He says: “Whenever we look at the map of the spread of Covid 19 virus, the world appears as if measles has spread, there are red points everywhere, and we believe that our prayers will help other countries to overcome these difficult times.”
Not only the island of Nauru, which declared the state of national emergency in the Pacific, but also the implementation of this measure by Kiribati, Tonga, Vanuto and other islands.
“I am confident that this is the right policy,” said Dr. Cullen Tocuitonga from New in the South Pacific.
“The best thing is to keep this virus out of this fragile region, which lacks health care systems,” he added from New Zealand.
Dr. Toquitonga is a public health expert and former Commissioner of the World Health Organization and is now a teacher at the University of Auckland Medical School.
He says: “These countries are small and fragile, and most of them do not have breathing aids, and if the epidemic breaks out, their population will be destroyed.”
He added: “Many of the people of these countries live in difficult health conditions, and many of them suffer from diabetes and heart and chest diseases, which are the most affected by the Corona virus.”
And if the epidemic spreads in any of these countries, it may send its patients abroad, but the saying seems easier here than the act, at a time when countries close their borders.
It would be better for these countries to stay away from the Coruna virus as long as possible, according to Dr. Toquitonga.
He added: “This isolation in the middle of a large ocean, which a triangle is always a problem for them, has become a source of protection for them.”
Corona virus has appeared in a very limited number of “closed” countries, with land borders only, such as Malawi, which is located in East Africa and is a closed country with a population of 18 million people, and which announced last Thursday the emergence of the first case, and said it was ready For an order.
Malawi declared a “disaster emergency”, closed schools, and canceled travel visas issued before March 20.

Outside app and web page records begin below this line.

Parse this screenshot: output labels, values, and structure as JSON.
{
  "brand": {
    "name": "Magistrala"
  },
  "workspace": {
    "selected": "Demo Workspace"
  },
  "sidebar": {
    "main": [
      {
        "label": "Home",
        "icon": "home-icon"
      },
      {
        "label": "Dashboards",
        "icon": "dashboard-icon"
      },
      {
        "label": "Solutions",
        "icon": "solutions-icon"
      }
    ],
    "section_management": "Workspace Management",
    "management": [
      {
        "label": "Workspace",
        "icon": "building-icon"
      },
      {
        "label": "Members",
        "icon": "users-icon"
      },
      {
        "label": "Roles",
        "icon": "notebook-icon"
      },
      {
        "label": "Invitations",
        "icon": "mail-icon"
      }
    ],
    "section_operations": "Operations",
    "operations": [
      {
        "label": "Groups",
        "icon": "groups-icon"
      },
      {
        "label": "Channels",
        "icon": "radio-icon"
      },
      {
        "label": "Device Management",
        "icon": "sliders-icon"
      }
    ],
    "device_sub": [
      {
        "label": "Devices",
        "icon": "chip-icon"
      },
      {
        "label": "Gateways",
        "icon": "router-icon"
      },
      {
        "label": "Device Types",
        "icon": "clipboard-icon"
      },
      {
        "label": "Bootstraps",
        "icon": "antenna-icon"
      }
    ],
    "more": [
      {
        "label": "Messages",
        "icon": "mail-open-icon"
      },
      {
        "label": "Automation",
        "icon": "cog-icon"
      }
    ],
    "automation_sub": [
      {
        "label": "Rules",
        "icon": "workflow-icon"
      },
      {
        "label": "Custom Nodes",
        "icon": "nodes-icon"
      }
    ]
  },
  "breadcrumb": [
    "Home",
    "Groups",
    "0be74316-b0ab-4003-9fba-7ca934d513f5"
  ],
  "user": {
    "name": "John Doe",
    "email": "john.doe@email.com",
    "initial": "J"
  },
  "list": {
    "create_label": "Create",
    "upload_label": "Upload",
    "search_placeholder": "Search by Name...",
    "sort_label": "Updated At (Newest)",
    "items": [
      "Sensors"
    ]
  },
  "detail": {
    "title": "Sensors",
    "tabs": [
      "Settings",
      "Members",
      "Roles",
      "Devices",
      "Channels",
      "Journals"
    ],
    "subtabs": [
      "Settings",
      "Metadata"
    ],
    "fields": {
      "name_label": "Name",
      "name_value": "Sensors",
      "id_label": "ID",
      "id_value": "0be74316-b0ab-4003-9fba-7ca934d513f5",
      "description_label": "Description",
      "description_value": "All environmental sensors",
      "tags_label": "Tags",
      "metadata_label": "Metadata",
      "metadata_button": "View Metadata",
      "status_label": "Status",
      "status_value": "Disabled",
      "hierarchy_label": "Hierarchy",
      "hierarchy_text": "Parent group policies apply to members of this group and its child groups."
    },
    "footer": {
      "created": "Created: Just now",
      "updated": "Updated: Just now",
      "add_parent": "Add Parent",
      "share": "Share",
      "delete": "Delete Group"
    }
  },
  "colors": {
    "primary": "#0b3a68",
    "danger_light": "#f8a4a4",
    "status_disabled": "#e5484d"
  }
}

“He is confident that Malawi will deal with it,” said Dr. Peter Macpherson, a public health expert from the Liverpool-based College of Tropical Medicine in Liverpool. “She had an extra week or two to prepare.”
“We have been very affected by the AIDS epidemic in the past 30 years, and also by TB,” he added.
He went on to say that there is evidence that the Corona virus will reach everywhere on Earth, and that Malawi may be the last place to be hit by this epidemic.
Prof. Andy Titum, Professor of Demography and Epidemiology, University of Southampton, says: “On my own, I will bet on the small South Pacific islands that are far from being the last places the Corona virus will reach.”
He added: “In the current globalized economy, I doubt that anywhere will escape infection.”
He continued: “The closure may succeed as is the case in Nauru, but they will not last forever, as most countries of the world depend on some import from abroad, whether food, goods or tourism as well as exporting their products to abroad. Perhaps they will close completely, but the effect will be devastating, and in The end will open. ”
He cautioned that the number of cases has not yet approached a peak.
He said: “We all have closures and therefore (the virus) did not spread among the population, and a large sector is still not infected with it. And it is good for health systems, and also means that many people in this world can be infected, so we have to live with this virus for some time.”